“It is more difficult to get by your everyday life without the skills to use digital services”, says Tiina Markkula, Digituki project manager in Helsinki-Uusimaa Regional Council. Image credit Vilja Pursiainen.
Nowadays it is difficult to run everyday errands without being able to use digital services. Banking, taxes and social support applications have all been moved online. This creates inequality because not everyone has the skills to use common services.
The idea of digital support is to help people use digital services independently in order to make their everyday life smoother. Help is provided by many actors: non-governmental organizations, libraries, community colleges and cities. The Uusimaa Region Digituki project coordinates these efforts and helps the providers of digital support.
The project offers a network in which different actors can share their knowledge.
“The project’s theme is ‘digital skills are a new civic skill’. It is more difficult to get by your everyday life without the skills to use digital services”, says Tiina Markkula, Digituki project manager in Helsinki-Uusimaa Regional Council.
1.5 million Finns in need of digital support
People’s need for digital support varies. The young might be savvy with the devices but might still have issues with the services. The elderly, in turn, are used to the public services but might have challenges with the digital platforms.
“Everyone needs some sort of digital support every once in a while”, project manager Markkula says. “It has been estimated that there could be 1.5 million Finns struggling with digital services, but that might just be the tip of the iceberg.”
The latest achievement by Digituki was to co-create the codes of conduct for digital support services. Cities, organizations and everyone involved contributed to it.
For many service providers, digital support is a new function. The code of conduct highlights the issues that you should take into account when providing support. “The most important thing is to customise the support for each person. There is no fit-for-all solution”, Markkula says.
Coronavirus outbreak challenges digital support
In the spring of 2020, the coronavirus outbreak has made the need for digital support even more urgent than before. Technologies enable people to work from home and run their errands without physical contact. These possibilities are not shared by all.
“We are now facing a challenge in which an elderly person can no longer visit the bank nor go to the local library to get help with online banking”, says Markkula. “This is an excellent opportunity for us to rethink our services.”
Digital support is provided by phone or online to tackle the challenges created by physical distancing. Those in need of support can be reached by ads in local newspapers, for example.

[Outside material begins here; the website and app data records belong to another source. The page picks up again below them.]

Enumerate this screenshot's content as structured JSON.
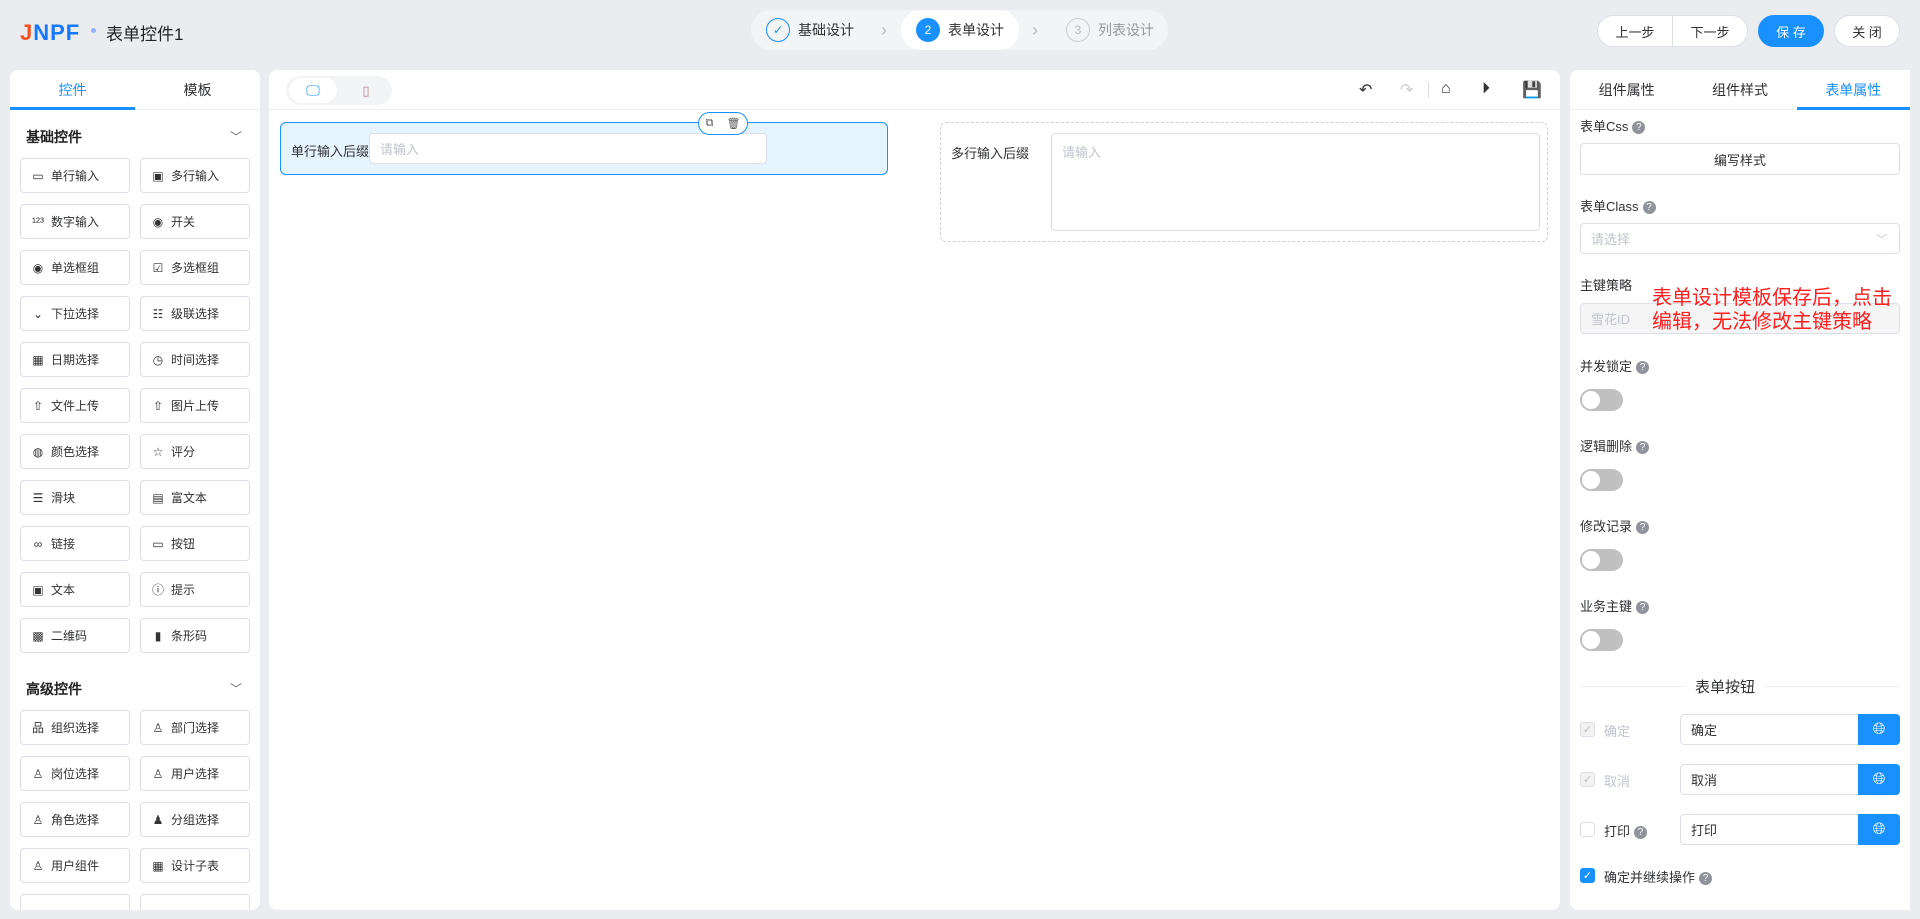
{
  "header": {
    "logo": "JNPF",
    "title": "表单控件1",
    "steps": [
      {
        "num": "1",
        "label": "基础设计",
        "state": "done"
      },
      {
        "num": "2",
        "label": "表单设计",
        "state": "active"
      },
      {
        "num": "3",
        "label": "列表设计",
        "state": "pending"
      }
    ],
    "prev": "上一步",
    "next": "下一步",
    "save": "保 存",
    "close": "关 闭"
  },
  "colors": {
    "accent": "#1890ff",
    "annotation": "#ff1f1f"
  },
  "left": {
    "tabs": [
      "控件",
      "模板"
    ],
    "basic_title": "基础控件",
    "basic": [
      [
        "单行输入",
        "input-icon"
      ],
      [
        "多行输入",
        "textarea-icon"
      ],
      [
        "数字输入",
        "number-icon"
      ],
      [
        "开关",
        "switch-icon"
      ],
      [
        "单选框组",
        "radio-icon"
      ],
      [
        "多选框组",
        "checkbox-icon"
      ],
      [
        "下拉选择",
        "select-icon"
      ],
      [
        "级联选择",
        "cascader-icon"
      ],
      [
        "日期选择",
        "calendar-icon"
      ],
      [
        "时间选择",
        "clock-icon"
      ],
      [
        "文件上传",
        "upload-icon"
      ],
      [
        "图片上传",
        "image-upload-icon"
      ],
      [
        "颜色选择",
        "palette-icon"
      ],
      [
        "评分",
        "star-icon"
      ],
      [
        "滑块",
        "slider-icon"
      ],
      [
        "富文本",
        "richtext-icon"
      ],
      [
        "链接",
        "link-icon"
      ],
      [
        "按钮",
        "button-icon"
      ],
      [
        "文本",
        "text-icon"
      ],
      [
        "提示",
        "alert-icon"
      ],
      [
        "二维码",
        "qrcode-icon"
      ],
      [
        "条形码",
        "barcode-icon"
      ]
    ],
    "advanced_title": "高级控件",
    "advanced": [
      [
        "组织选择",
        "org-icon"
      ],
      [
        "部门选择",
        "dept-icon"
      ],
      [
        "岗位选择",
        "position-icon"
      ],
      [
        "用户选择",
        "user-icon"
      ],
      [
        "角色选择",
        "role-icon"
      ],
      [
        "分组选择",
        "group-icon"
      ],
      [
        "用户组件",
        "user-add-icon"
      ],
      [
        "设计子表",
        "table-icon"
      ],
      [
        "",
        ""
      ],
      [
        "",
        ""
      ]
    ]
  },
  "canvas": {
    "field1": {
      "label": "单行输入后缀",
      "placeholder": "请输入"
    },
    "field2": {
      "label": "多行输入后缀",
      "placeholder": "请输入"
    }
  },
  "right": {
    "tabs": [
      "组件属性",
      "组件样式",
      "表单属性"
    ],
    "css_label": "表单Css",
    "css_button": "编写样式",
    "class_label": "表单Class",
    "class_placeholder": "请选择",
    "pk_label": "主键策略",
    "pk_value": "雪花ID",
    "annotation": "表单设计模板保存后，点击编辑，无法修改主键策略",
    "toggles": [
      {
        "label": "并发锁定",
        "on": false
      },
      {
        "label": "逻辑删除",
        "on": false
      },
      {
        "label": "修改记录",
        "on": false
      },
      {
        "label": "业务主键",
        "on": false
      }
    ],
    "buttons_title": "表单按钮",
    "buttons": [
      {
        "label": "确定",
        "value": "确定",
        "checked": true,
        "disabled": true
      },
      {
        "label": "取消",
        "value": "取消",
        "checked": true,
        "disabled": true
      },
      {
        "label": "打印",
        "value": "打印",
        "checked": false,
        "disabled": false
      }
    ],
    "continue_label": "确定并继续操作",
    "continue_checked": true
  }
}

The exceptional times have strengthened the idea that digital support needs to be part of all technological development.
“For now, we have first created the service, then thought about the support. In fact, we need to approach this the other way around”, Markkula says.